Commencement 2018 profile: Frank Frear
Binghamton University parking employee earns bachelor's degree in history
As Binghamton University’s senior parking attendant for events, Frank Frear is on duty every Commencement weekend, ensuring that vehicles are moving easily around the Events Center.
But on the afternoon of Sunday, May 20, the only traffic pattern that Frear needs to concern himself with is the procession of his fellow Harpur College of Arts and Sciences students inside the Events Center. Frear, a 21-year University employee, will receive his bachelor’s degree in history at the second Harpur ceremony of the day.
“Sunday will be weird for me,” Frear admitted. “I’ll probably be thinking about what’s going on outside. It will be hard to separate myself for a couple of hours and not worry about (the parking).”
Frear, who turns 50 in June, has worked toward the degree for the past seven years. His love of presidential history began as a boy when his family would visit Washington, D.C., during vacations.
“I remember going to the White House for the first time,” he said. “President Carter was in office. I said to an agent: ‘Tell the president I said hello.’ I later shared that story with President Carter.”
As an adult, Frear got to speak with Carter thanks to a historian who knows the former president. Carter discussed speaking at Union College in Albany and fly-fishing in Wilkes-Barre, Pa. He is one of four presidents Frear has met, along with Bill Clinton, George W. Bush and Barack Obama. Frear also saw Ronald Reagan when he visited Endicott in 1984.

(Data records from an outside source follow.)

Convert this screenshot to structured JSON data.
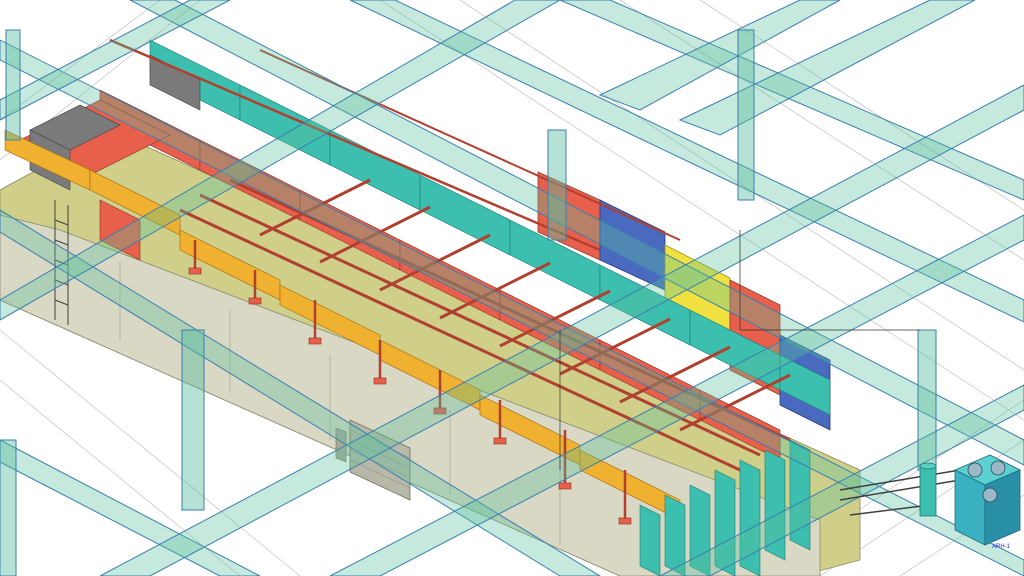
{
  "view": {
    "type": "isometric-3d-bim-model",
    "background": "#ffffff"
  },
  "palette": {
    "steel_frame": "#5cbf9f",
    "steel_edge": "#3a7fb0",
    "floor": "#cfcf8a",
    "wall": "#d8d8c0",
    "red_duct": "#e8604c",
    "teal_duct": "#3cbfae",
    "orange_duct": "#f0b030",
    "pipe_rack": "#b04030",
    "blue_panel": "#4a6ac0",
    "yellow_panel": "#f0e040",
    "magenta": "#a040c0",
    "machine_gray": "#707070"
  },
  "annotations": {
    "equipment_tag": "ARH-1"
  }
}
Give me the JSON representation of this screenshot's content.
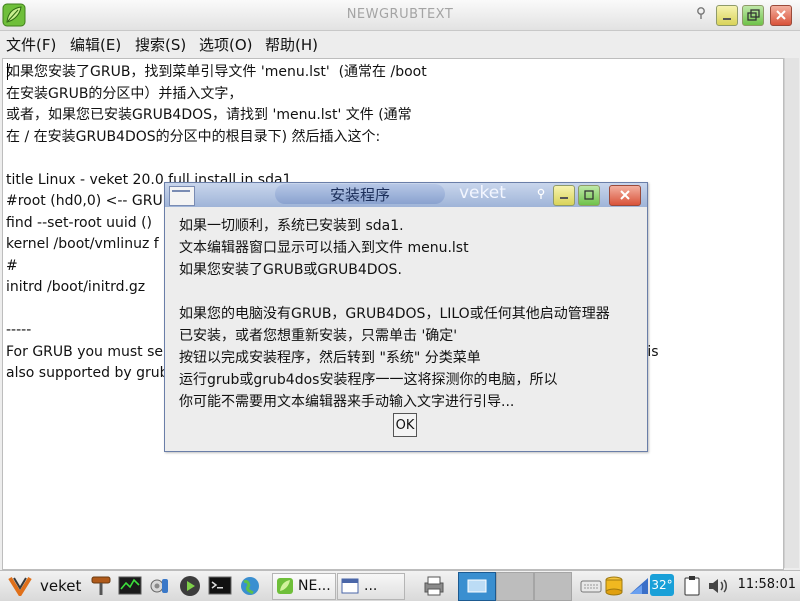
{
  "window": {
    "title": "NEWGRUBTEXT"
  },
  "menu": [
    {
      "label": "文件(F)"
    },
    {
      "label": "编辑(E)"
    },
    {
      "label": "搜索(S)"
    },
    {
      "label": "选项(O)"
    },
    {
      "label": "帮助(H)"
    }
  ],
  "editor": {
    "text": "如果您安装了GRUB，找到菜单引导文件 'menu.lst'  (通常在 /boot\n在安装GRUB的分区中）并插入文字，\n或者，如果您已安装GRUB4DOS，请找到 'menu.lst' 文件 (通常\n在 / 在安装GRUB4DOS的分区中的根目录下) 然后插入这个:\n\ntitle Linux - veket 20.0 full install in sda1\n#root (hd0,0) <-- GRUB\nfind --set-root uuid ()                                                                                                         \nkernel /boot/vmlinuz f                                                                                             atahd\n#\ninitrd /boot/initrd.gz\n\n-----\nFor GRUB you must se                                                                                          oot (hdX,X) is\nalso supported by grub"
  },
  "dialog": {
    "title": "安装程序",
    "host": "veket",
    "body": "如果一切顺利，系统已安装到 sda1.\n文本编辑器窗口显示可以插入到文件 menu.lst\n如果您安装了GRUB或GRUB4DOS.\n\n如果您的电脑没有GRUB，GRUB4DOS，LILO或任何其他启动管理器\n已安装，或者您想重新安装，只需单击 '确定'\n按钮以完成安装程序，然后转到 \"系统\" 分类菜单\n运行grub或grub4dos安装程序一一这将探测你的电脑，所以\n你可能不需要用文本编辑器来手动输入文字进行引导...",
    "ok_label": "OK"
  },
  "taskbar": {
    "start_label": "veket",
    "tasks": [
      {
        "label": "NE...",
        "icon": "editor-icon"
      },
      {
        "label": "...",
        "icon": "dialog-window-icon"
      }
    ],
    "temperature": "32°",
    "clock": "11:58:01"
  },
  "colors": {
    "dialog_title_bar": "#9fb4d8",
    "taskbar_active": "#3a8fd0",
    "temp_badge": "#19a0d8"
  }
}
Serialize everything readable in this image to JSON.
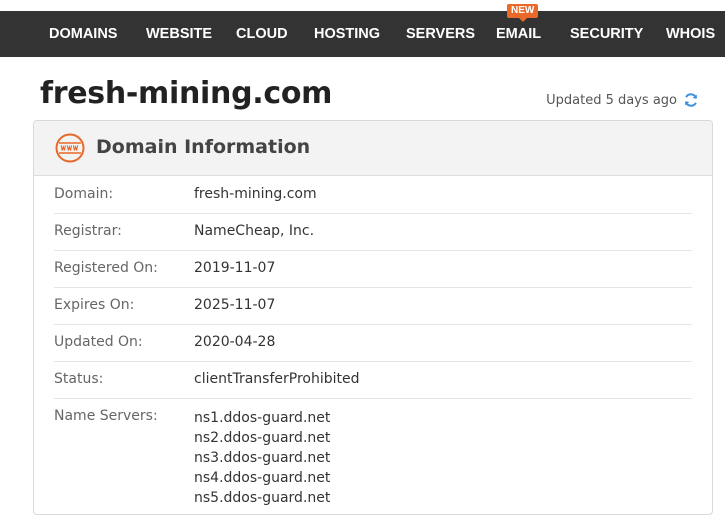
{
  "nav": {
    "items": [
      {
        "label": "DOMAINS"
      },
      {
        "label": "WEBSITE"
      },
      {
        "label": "CLOUD"
      },
      {
        "label": "HOSTING"
      },
      {
        "label": "SERVERS"
      },
      {
        "label": "EMAIL"
      },
      {
        "label": "SECURITY"
      },
      {
        "label": "WHOIS"
      }
    ],
    "email_badge": "NEW",
    "background_color": "#333333",
    "badge_color": "#e8692a"
  },
  "page": {
    "title": "fresh-mining.com",
    "updated_text": "Updated 5 days ago",
    "refresh_icon": "refresh-icon"
  },
  "panel": {
    "icon": "www-icon",
    "title": "Domain Information",
    "rows": [
      {
        "label": "Domain:",
        "value": "fresh-mining.com"
      },
      {
        "label": "Registrar:",
        "value": "NameCheap, Inc."
      },
      {
        "label": "Registered On:",
        "value": "2019-11-07"
      },
      {
        "label": "Expires On:",
        "value": "2025-11-07"
      },
      {
        "label": "Updated On:",
        "value": "2020-04-28"
      },
      {
        "label": "Status:",
        "value": "clientTransferProhibited"
      }
    ],
    "name_servers_label": "Name Servers:",
    "name_servers": [
      "ns1.ddos-guard.net",
      "ns2.ddos-guard.net",
      "ns3.ddos-guard.net",
      "ns4.ddos-guard.net",
      "ns5.ddos-guard.net"
    ]
  }
}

When not working and studying at Binghamton University, Frear serves as a guide and a board member at the historic Phelps Mansion Museum in downtown Binghamton.
“Most of my vacations are spent traveling to presidential libraries and doing research,” Frear said. “I’ve gone to Lincoln’s presidential library and spent a week in Missouri at Truman’s library. He is my favorite president.”
Frear once thought his second career would be as a funeral director. With the encouragement of wife Jeanne, he received his associate degree from the Simmons School of Mortuary Science in Syracuse in 2006.
“History always seemed to be where my heart was,” he said.
With the continued support of his wife and her family, Frear enrolled at Binghamton University and took eight credits a year while working on campus. He eventually expanded his course load into winter and summer classes.
Frear’s research emphasizes how the presidents’ upbringings eventually affected their governing.
“I love doing research,” he said. “I like digging through the archives and letters. I study how the presidents were raised and why they thought the way they did.”
Frear credited Diane Miller Sommerville, an associate professor of history, and former history teaching assistant Kevin Murphy for their longtime support. He also praised the backing and flexible scheduling that he received from Transportation and Parking Services.
Sommerville called Frear “one of the most innately curious and interested students I’ve ever had.”
“We’ve sat over coffee and talked about topics as wide-ranging as slavery and baseball and George F. Johnson, one of the leading businessmen in Binghamton’s history,” she said. “His idea of a vacation day is driving to Syracuse University and spending the day in the archives. Beyond his dedication to history, he’s fiercely devoted to the University. I was very lucky to have him in the classroom and am honored to call him friend.”
Two other mentors to Frear were Binghamton business titans Ferris and George Akel. Frear worked for them through high school at their Giant Food Market in Johnson City.
“Besides my father, I learned my hard work and dedication from them,” Frear said. “I watched them and molded my work ethic after them. As a young kid working for them, they would never ask us to do anything they weren’t doing. I saw them packing bags, mopping floors, shoveling snow and washing shopping carts.”
The brothers and Frear reconnected later in life at University events. The Akels encouraged Frear to proceed with his education — and the support from Ferris Akel continued until his death in May 2017.
George Akel, meanwhile, will attend the Commencement ceremony as Frear’s guest.
“When the time came, I got in touch with George and he said: ‘I wouldn’t miss your graduation for the world,’” Frear recalled, his voice shaking with emotion. “I never dreamed I would get a degree from Binghamton University and that George Akel would be sitting there. I feel bad that Ferris won’t be there, but I told George that he’s up there looking down and he knows that I did it.”
Frear said he can see himself working someday as a historian at the National Archives, a tour guide for the National Park Service or as an archivist at a presidential library.
“When folks ask me where I want to end up, I tell them Missouri — at Harry Truman’s library,” he said. “It would be neat to be there all day doing research for people.”
The bachelor’s degree, though, doesn’t mean that Frear is ready to make his Binghamton University employment a part of history.
“I love my job here,” he said. “I work with great people and enjoy the different parts of the campus. I’ve always enjoyed working during graduation. I’m in front of the Events Center guiding people around. It’s nice to see the families. I love what I do.”